Each room includes 360-degree photography, panoramas, and still photography. A viewer may:

  • move through each room and view objects closely

  • listen to audio of John Ashbery and David Kermani discussing the provenance of objects

  • read additional archival information on objects and rooms

  • explore links to related Ashbery’s poems to highlight the relationship between physical objects and poetic imagination.

Future plans include expanding the project to include virtual reality touring of Ashbery’s created space in New York City.


 
 

Climate Correction

So that if there was an attempt to widen

the gap. Reel in the scenery

It’s unlike us to reel in the difference.

We got the room

in other hands, to exit like a merino ghost.

What was I telling you about?

Walks in the reeds. Be

contumely about it.

You need a chaser.

In other words, persist, but rather

a dense shadow fanned out.

Not exactly evil, but you get the point.

John Ashbery’s final poem, written in his home in Hudson, NY (© 2017 Estate of John Ashbery. All rights reserved. Used by arrangement with Georges Borchardt, Inc.)

 

Down by the Station Early in the Morning 

It all wears out. I keep telling myself this, but
I can never believe me, though others do. Even things do.
And the things they do. Like the rasp of silk, or a certain
glottal stop in your voice as you are telling me how you
didn’t have time to brush your teeth but gargled with Listerine
instead. Each is a base one might wish to touch once more

before dying. There’s the moment, years ago in the station in Venice,
the dark rainy afternoon in fourth grade, and the shoes then,
made of a dull crinkled brown leather that no longer exists.
And nothing does, until you name it, remembering, and even then
it may not have existed, or existed only as a result
of the perceptual dysfunction you’ve been carrying around for years.
The result is magic, then terror, then pity at the emptiness,
then air gradually bathing and filling the emptiness as it leaks,
emoting all over something that is probably mere reportage
but nevertheless likes being emoted on. And so each day
culminates in merriment as well as a deep shock like an electric one,

as the wrecking ball bursts through the wall with the bookshelves
scattering the walls of famous authors as well as those
of more obscure ones, and books with no author, letting in
space, and an extraneous babble from the street
confirming the new value the hollow core has again, the light
from the lighthouse that protects as it pushes away.

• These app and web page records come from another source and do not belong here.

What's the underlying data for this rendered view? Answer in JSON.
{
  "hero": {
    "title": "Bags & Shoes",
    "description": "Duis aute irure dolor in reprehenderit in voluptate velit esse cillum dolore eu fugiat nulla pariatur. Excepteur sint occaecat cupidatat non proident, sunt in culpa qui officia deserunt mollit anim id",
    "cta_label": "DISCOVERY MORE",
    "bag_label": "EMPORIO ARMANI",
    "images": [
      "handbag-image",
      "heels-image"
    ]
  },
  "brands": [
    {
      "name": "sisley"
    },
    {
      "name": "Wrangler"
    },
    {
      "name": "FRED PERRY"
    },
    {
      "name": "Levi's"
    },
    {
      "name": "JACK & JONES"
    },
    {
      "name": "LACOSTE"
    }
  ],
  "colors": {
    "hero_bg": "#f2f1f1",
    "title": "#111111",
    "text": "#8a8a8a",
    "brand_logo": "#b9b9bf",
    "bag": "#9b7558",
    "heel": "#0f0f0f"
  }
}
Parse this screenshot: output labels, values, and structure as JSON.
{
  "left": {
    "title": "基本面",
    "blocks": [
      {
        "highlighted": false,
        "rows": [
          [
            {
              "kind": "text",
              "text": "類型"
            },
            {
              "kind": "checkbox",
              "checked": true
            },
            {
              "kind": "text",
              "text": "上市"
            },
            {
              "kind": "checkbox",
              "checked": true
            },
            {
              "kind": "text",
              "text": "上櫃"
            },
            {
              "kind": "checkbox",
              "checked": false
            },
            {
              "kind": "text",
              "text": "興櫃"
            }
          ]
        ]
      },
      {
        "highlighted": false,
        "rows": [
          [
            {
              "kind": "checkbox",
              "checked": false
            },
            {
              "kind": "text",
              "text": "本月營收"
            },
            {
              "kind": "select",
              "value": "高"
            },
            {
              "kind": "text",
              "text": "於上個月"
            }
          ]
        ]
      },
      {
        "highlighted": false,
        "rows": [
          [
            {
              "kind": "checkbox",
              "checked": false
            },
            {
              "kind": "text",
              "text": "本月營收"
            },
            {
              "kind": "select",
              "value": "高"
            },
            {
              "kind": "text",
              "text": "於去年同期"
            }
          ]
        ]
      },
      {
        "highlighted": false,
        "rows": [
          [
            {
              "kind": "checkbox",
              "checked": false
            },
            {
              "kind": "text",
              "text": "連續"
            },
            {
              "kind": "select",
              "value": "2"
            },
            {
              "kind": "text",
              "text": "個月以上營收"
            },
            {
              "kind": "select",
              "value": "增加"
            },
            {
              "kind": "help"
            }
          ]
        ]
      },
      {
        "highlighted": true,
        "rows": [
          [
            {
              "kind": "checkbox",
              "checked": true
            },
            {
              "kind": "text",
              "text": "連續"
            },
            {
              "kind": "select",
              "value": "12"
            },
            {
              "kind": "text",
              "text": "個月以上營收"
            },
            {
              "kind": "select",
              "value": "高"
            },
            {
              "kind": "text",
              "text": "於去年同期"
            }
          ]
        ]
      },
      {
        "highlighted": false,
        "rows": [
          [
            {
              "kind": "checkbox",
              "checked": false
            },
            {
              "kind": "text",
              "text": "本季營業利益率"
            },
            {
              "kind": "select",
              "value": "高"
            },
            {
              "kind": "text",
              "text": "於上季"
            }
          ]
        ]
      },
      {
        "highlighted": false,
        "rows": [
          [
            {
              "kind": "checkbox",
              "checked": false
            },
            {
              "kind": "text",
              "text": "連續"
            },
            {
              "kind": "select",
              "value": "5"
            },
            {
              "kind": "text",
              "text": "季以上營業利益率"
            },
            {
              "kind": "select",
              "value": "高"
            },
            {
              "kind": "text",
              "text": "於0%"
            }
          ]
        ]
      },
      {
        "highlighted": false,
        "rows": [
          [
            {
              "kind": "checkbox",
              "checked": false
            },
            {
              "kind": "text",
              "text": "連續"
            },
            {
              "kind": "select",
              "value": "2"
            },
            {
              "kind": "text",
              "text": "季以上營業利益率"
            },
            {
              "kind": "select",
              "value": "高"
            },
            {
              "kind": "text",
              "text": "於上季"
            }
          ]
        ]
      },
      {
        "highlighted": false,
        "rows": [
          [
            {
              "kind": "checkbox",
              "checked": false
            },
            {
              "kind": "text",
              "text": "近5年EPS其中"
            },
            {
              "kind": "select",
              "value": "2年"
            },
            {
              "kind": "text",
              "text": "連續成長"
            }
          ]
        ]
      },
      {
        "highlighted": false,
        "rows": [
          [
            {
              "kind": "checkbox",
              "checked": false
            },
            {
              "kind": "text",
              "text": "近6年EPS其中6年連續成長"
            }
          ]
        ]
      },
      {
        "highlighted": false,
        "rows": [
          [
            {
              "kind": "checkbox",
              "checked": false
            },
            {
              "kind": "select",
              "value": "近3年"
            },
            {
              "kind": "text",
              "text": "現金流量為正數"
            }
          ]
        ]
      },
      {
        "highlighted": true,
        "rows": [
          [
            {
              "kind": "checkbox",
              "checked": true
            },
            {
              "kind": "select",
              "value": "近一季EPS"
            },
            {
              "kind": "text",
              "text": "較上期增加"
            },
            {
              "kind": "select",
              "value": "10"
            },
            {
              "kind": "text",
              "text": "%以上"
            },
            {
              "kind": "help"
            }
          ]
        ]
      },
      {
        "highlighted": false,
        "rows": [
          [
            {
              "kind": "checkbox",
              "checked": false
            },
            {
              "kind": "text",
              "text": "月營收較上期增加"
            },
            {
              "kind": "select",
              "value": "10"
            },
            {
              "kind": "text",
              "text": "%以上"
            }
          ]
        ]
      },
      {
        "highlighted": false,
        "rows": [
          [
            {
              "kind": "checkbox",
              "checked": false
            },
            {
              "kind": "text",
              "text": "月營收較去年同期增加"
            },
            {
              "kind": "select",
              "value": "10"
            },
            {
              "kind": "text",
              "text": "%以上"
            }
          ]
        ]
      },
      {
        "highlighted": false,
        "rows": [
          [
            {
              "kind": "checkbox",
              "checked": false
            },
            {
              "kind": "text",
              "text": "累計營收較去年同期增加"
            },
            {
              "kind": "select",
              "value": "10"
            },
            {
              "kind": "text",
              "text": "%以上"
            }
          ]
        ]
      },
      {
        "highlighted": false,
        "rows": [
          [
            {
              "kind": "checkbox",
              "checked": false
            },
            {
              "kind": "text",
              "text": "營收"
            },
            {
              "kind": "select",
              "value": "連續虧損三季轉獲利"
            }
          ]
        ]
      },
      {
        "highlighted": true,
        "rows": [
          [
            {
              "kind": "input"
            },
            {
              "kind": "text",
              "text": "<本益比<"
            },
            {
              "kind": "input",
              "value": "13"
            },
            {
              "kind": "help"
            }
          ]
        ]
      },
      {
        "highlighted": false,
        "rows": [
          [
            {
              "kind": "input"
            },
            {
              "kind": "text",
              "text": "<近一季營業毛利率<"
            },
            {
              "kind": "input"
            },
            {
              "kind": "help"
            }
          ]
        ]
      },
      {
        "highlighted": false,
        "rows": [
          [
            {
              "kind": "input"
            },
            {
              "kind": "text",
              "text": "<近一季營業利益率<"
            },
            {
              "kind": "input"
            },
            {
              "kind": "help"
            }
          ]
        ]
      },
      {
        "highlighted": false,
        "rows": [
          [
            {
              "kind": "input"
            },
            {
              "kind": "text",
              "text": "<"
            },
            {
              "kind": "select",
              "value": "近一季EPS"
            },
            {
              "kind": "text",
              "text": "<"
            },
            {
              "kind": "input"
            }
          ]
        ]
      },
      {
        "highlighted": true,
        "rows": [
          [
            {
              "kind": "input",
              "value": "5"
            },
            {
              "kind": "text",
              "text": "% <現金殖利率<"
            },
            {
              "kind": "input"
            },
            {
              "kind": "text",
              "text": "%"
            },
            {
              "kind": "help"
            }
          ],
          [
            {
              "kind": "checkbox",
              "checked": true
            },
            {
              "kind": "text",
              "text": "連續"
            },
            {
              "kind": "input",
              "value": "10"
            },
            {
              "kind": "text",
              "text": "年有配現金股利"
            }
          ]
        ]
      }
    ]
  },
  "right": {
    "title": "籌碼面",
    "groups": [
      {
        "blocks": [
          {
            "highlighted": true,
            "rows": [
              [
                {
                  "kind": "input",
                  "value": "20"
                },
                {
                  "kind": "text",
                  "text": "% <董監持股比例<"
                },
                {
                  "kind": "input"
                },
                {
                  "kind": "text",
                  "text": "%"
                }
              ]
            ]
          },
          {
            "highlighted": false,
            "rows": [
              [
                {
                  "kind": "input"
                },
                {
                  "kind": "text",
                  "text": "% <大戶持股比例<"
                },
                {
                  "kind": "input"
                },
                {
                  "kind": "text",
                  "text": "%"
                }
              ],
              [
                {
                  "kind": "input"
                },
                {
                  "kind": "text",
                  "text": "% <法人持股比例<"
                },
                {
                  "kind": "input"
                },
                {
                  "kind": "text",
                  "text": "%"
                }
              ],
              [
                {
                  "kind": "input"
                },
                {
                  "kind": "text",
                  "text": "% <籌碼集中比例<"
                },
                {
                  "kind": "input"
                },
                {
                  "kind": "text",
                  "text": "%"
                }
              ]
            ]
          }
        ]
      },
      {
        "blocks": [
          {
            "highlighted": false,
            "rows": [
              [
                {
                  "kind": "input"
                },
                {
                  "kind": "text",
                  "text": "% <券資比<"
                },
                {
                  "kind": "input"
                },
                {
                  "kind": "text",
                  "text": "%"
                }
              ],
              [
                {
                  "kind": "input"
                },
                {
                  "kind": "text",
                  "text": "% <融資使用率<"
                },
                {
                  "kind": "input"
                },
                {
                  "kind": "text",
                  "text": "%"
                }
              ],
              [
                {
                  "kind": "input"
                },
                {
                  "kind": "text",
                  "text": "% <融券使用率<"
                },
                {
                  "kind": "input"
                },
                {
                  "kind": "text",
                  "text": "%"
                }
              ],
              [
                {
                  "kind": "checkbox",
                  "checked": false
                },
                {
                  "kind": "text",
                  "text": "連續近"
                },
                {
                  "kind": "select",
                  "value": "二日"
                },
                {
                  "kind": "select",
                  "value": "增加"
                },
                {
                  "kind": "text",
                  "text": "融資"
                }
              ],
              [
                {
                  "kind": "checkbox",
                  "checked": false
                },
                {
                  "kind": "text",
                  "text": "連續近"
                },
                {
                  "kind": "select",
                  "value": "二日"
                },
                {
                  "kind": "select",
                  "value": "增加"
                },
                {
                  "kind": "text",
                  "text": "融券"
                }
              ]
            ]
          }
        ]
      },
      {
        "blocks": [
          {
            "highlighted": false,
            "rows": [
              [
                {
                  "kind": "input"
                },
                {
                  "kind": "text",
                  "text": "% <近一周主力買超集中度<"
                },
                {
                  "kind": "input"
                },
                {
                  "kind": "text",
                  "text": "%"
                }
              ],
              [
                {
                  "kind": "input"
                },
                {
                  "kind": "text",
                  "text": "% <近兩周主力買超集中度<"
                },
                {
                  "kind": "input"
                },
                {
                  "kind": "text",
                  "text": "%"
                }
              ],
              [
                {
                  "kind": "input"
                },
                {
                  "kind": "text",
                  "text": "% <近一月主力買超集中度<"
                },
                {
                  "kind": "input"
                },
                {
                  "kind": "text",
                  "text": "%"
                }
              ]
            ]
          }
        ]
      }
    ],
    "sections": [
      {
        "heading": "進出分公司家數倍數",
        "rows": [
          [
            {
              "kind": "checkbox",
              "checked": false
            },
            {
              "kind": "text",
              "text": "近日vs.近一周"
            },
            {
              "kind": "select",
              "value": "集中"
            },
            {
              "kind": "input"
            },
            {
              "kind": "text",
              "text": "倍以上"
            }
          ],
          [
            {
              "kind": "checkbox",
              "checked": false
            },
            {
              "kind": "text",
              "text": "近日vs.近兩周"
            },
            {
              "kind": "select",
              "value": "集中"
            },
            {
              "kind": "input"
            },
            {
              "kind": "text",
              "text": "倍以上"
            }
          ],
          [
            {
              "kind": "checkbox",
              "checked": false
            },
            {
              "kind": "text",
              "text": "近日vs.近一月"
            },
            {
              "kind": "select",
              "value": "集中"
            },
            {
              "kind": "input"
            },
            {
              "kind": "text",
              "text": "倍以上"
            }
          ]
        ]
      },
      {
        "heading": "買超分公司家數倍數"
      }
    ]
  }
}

from A Wave (© 1984 Estate of John Ashbery. All rights reserved. Used by arrangement with Georges Borchardt, Inc.)